▶ **Directions**: Your answer must be every line of the data below that holds the string "Design", copied exactly.

▶ **Exercise data**:
= Beginning of Section =

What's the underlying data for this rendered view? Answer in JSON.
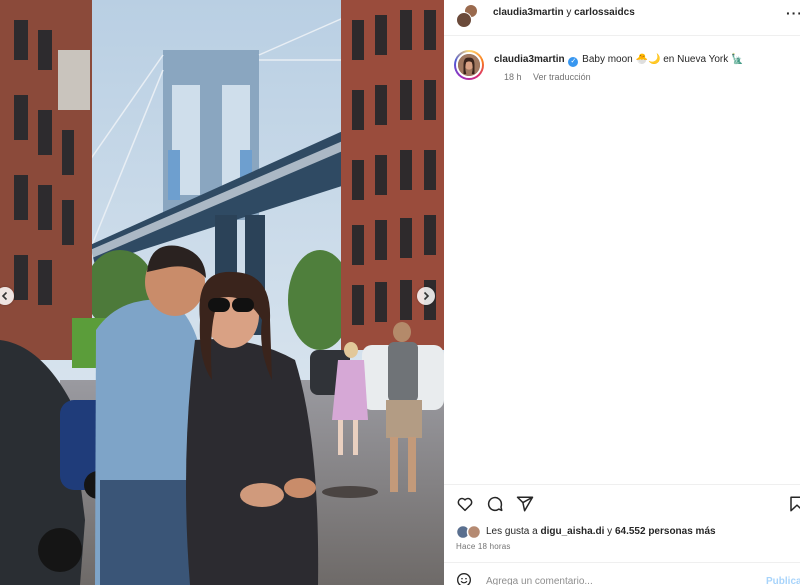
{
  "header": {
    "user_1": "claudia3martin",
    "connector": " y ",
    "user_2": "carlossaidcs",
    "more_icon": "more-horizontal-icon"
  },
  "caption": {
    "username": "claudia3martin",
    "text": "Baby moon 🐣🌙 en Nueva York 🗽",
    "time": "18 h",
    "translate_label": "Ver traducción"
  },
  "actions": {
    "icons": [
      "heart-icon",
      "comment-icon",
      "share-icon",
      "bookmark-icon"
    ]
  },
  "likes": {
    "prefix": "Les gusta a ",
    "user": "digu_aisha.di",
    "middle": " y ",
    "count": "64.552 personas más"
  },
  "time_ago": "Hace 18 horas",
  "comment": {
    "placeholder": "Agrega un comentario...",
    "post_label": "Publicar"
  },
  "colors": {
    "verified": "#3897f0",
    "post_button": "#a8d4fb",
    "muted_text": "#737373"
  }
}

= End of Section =
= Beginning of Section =

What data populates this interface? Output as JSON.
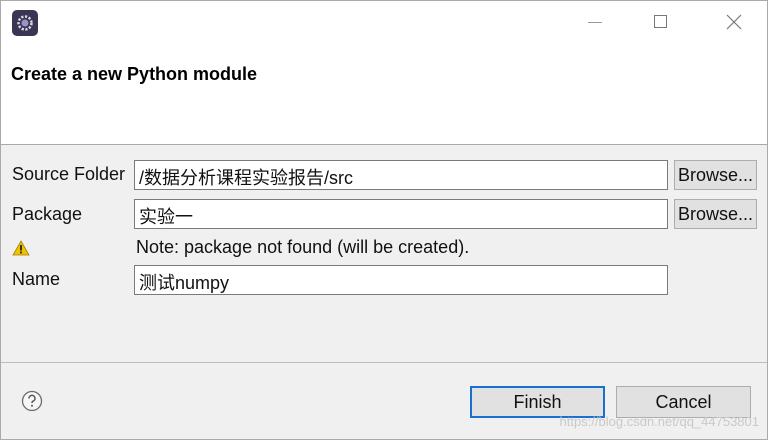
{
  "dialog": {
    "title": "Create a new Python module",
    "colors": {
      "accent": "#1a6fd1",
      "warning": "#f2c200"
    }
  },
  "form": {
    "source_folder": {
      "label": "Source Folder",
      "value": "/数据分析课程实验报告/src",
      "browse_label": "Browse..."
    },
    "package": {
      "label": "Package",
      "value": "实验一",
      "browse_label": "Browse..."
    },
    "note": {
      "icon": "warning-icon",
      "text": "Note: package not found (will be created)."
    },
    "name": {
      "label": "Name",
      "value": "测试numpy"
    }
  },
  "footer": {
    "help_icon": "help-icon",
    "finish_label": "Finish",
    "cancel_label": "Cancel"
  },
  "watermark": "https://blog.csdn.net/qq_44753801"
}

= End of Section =
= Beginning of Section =

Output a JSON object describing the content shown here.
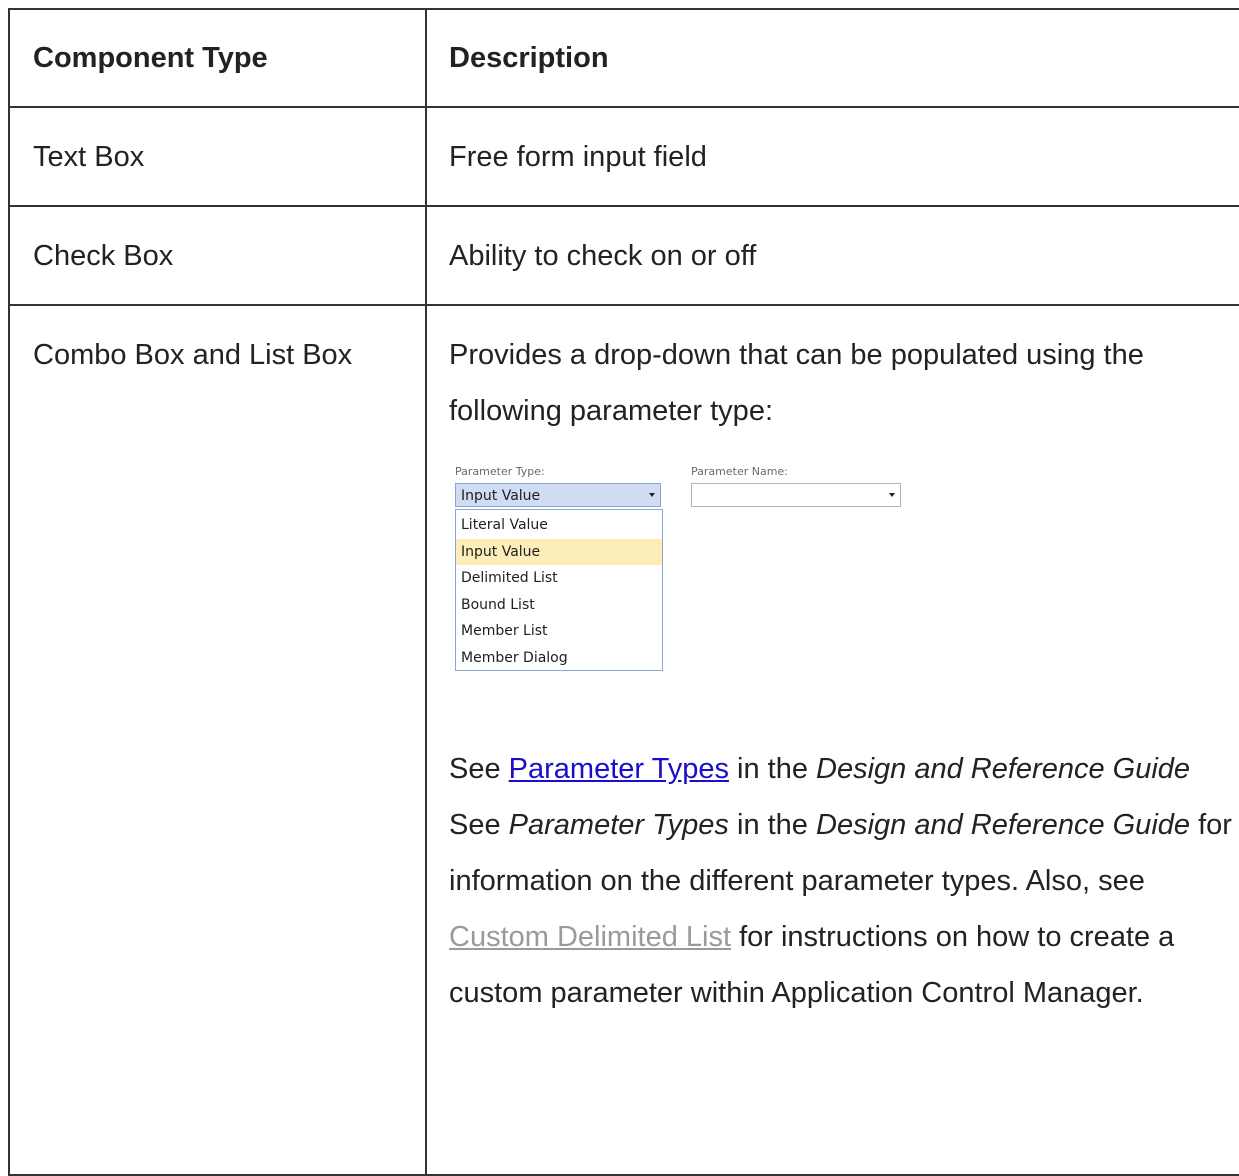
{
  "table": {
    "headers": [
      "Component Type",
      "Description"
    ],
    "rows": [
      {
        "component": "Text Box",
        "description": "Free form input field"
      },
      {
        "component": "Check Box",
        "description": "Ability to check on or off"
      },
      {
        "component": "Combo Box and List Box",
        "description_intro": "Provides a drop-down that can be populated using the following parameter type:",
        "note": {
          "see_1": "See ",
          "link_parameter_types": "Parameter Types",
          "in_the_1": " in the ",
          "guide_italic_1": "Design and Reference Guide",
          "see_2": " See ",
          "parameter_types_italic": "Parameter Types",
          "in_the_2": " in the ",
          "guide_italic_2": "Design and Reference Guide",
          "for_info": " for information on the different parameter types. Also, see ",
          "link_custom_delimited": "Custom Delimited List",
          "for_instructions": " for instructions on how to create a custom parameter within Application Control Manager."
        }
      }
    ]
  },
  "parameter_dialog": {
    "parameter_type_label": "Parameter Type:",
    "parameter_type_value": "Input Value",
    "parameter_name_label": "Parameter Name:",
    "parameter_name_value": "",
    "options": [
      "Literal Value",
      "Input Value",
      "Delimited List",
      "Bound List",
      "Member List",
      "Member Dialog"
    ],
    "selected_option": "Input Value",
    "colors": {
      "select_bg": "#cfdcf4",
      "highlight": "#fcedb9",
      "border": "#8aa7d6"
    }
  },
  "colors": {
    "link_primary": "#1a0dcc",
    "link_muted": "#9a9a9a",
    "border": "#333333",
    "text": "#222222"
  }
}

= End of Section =

▶ **Answer area**:
          "guide_italic_1": "Design and Reference Guide",
          "guide_italic_2": "Design and Reference Guide",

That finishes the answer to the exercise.